**INSTRUCTIONS TO FOLLOW**. Nothing belongs in the answer except the lines of the material that include "title".
*** Block opens ***
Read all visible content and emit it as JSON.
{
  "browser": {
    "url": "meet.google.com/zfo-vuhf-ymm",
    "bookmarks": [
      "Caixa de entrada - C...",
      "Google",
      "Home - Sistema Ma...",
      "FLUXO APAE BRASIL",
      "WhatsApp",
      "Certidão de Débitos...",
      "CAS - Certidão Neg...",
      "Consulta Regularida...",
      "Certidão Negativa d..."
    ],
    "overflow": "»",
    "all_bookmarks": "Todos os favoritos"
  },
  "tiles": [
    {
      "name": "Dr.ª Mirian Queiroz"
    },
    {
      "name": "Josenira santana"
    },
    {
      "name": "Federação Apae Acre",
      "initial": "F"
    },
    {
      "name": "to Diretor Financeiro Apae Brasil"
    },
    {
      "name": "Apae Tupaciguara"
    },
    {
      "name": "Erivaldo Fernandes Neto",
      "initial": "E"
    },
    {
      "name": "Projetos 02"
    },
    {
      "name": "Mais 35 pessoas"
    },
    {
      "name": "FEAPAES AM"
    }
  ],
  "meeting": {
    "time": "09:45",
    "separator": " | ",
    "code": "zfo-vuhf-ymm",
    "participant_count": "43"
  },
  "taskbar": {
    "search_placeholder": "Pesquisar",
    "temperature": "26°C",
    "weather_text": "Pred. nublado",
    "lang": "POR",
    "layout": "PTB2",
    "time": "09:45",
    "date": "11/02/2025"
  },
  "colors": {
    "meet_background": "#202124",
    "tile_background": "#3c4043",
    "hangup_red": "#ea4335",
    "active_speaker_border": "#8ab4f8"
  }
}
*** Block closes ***
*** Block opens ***
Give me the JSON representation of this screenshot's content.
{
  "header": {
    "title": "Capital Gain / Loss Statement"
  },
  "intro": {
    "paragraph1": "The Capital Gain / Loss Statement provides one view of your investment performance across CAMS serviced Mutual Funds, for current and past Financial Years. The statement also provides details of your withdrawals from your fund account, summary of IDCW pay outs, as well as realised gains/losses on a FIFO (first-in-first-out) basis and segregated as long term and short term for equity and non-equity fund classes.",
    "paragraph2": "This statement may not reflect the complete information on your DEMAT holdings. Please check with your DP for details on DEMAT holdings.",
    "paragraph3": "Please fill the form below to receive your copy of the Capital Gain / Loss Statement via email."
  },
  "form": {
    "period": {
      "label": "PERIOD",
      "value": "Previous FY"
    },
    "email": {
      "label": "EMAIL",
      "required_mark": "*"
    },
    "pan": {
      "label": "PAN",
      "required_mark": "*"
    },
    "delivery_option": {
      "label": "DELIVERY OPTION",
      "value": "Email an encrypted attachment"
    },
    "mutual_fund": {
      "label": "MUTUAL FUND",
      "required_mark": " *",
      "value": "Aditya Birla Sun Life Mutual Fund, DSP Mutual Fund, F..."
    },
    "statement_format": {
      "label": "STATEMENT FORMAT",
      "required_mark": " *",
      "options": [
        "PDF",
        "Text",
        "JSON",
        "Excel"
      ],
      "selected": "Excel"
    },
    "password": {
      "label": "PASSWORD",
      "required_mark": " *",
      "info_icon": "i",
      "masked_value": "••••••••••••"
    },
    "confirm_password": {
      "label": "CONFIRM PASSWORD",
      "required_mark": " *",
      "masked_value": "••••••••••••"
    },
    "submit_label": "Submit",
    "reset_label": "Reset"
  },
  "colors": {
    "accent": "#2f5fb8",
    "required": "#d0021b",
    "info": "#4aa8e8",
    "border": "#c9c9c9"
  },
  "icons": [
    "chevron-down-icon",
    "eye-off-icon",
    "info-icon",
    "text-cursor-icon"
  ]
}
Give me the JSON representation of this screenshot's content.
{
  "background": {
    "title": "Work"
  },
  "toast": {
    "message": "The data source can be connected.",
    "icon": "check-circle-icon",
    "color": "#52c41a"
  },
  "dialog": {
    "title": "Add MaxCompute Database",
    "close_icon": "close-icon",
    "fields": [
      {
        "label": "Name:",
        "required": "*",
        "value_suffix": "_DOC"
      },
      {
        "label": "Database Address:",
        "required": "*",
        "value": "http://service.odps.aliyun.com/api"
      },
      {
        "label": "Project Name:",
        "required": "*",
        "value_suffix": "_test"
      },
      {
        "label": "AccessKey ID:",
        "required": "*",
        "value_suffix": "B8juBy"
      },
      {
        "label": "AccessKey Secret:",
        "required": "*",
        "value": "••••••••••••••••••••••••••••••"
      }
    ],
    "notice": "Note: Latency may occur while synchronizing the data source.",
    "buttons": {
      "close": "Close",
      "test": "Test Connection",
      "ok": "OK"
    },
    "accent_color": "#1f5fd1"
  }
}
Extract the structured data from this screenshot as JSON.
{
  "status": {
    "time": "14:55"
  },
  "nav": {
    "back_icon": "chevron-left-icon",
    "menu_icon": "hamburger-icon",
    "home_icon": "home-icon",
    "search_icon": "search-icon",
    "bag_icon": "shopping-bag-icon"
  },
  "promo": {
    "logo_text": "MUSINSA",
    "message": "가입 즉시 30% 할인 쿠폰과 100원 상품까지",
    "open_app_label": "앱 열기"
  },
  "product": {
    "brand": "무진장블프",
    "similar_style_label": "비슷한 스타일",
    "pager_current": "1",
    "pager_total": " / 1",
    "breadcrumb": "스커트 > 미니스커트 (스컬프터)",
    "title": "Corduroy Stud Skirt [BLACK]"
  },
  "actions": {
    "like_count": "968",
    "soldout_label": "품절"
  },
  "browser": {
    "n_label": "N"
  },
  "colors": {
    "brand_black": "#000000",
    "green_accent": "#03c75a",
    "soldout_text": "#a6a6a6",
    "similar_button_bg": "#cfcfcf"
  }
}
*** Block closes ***
**RESULT**.
    "title": "Capital Gain / Loss Statement"
    "title": "Work"
    "title": "Add MaxCompute Database",
    "title": "Corduroy Stud Skirt [BLACK]"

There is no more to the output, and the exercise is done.